• PROBLEM TO SOLVE:
Go through the entries below and print each one exactly, leaving out pictures.

• THE DATA:
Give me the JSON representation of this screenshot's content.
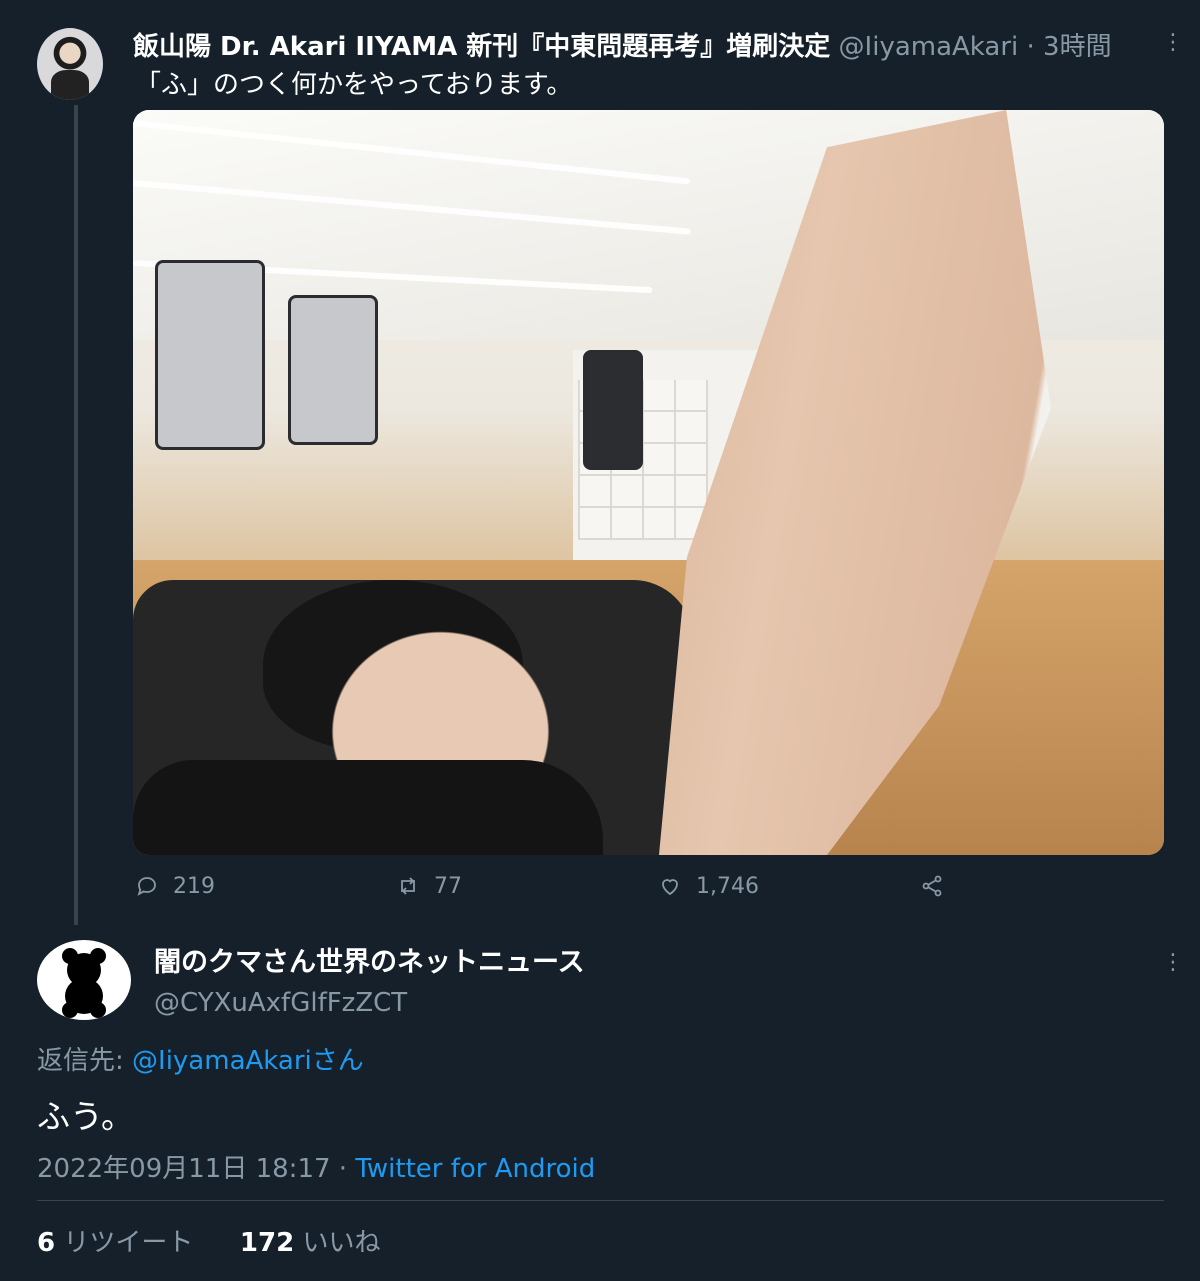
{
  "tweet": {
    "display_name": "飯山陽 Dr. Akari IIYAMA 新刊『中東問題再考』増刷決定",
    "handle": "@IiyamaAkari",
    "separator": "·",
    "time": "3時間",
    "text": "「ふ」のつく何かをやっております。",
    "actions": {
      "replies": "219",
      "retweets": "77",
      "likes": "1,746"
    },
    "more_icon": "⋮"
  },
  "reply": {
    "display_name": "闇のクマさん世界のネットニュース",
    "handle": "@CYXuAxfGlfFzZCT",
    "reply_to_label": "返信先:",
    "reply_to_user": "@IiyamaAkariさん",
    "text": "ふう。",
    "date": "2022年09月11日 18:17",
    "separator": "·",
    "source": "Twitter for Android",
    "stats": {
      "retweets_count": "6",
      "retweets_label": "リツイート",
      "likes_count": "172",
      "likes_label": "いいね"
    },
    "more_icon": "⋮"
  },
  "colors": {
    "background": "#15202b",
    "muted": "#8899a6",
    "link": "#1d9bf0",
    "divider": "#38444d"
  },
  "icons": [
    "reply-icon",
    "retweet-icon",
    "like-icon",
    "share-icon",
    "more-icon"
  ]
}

• TASK ANSWER:
Give me the JSON representation of this screenshot's content.
{
  "tweet": {
    "display_name": "飯山陽 Dr. Akari IIYAMA 新刊『中東問題再考』増刷決定",
    "handle": "@IiyamaAkari",
    "separator": "·",
    "time": "3時間",
    "text": "「ふ」のつく何かをやっております。",
    "actions": {
      "replies": "219",
      "retweets": "77",
      "likes": "1,746"
    },
    "more_icon": "⋮"
  },
  "reply": {
    "display_name": "闇のクマさん世界のネットニュース",
    "handle": "@CYXuAxfGlfFzZCT",
    "reply_to_label": "返信先:",
    "reply_to_user": "@IiyamaAkariさん",
    "text": "ふう。",
    "date": "2022年09月11日 18:17",
    "separator": "·",
    "source": "Twitter for Android",
    "stats": {
      "retweets_count": "6",
      "retweets_label": "リツイート",
      "likes_count": "172",
      "likes_label": "いいね"
    },
    "more_icon": "⋮"
  },
  "colors": {
    "background": "#15202b",
    "muted": "#8899a6",
    "link": "#1d9bf0",
    "divider": "#38444d"
  },
  "icons": [
    "reply-icon",
    "retweet-icon",
    "like-icon",
    "share-icon",
    "more-icon"
  ]
}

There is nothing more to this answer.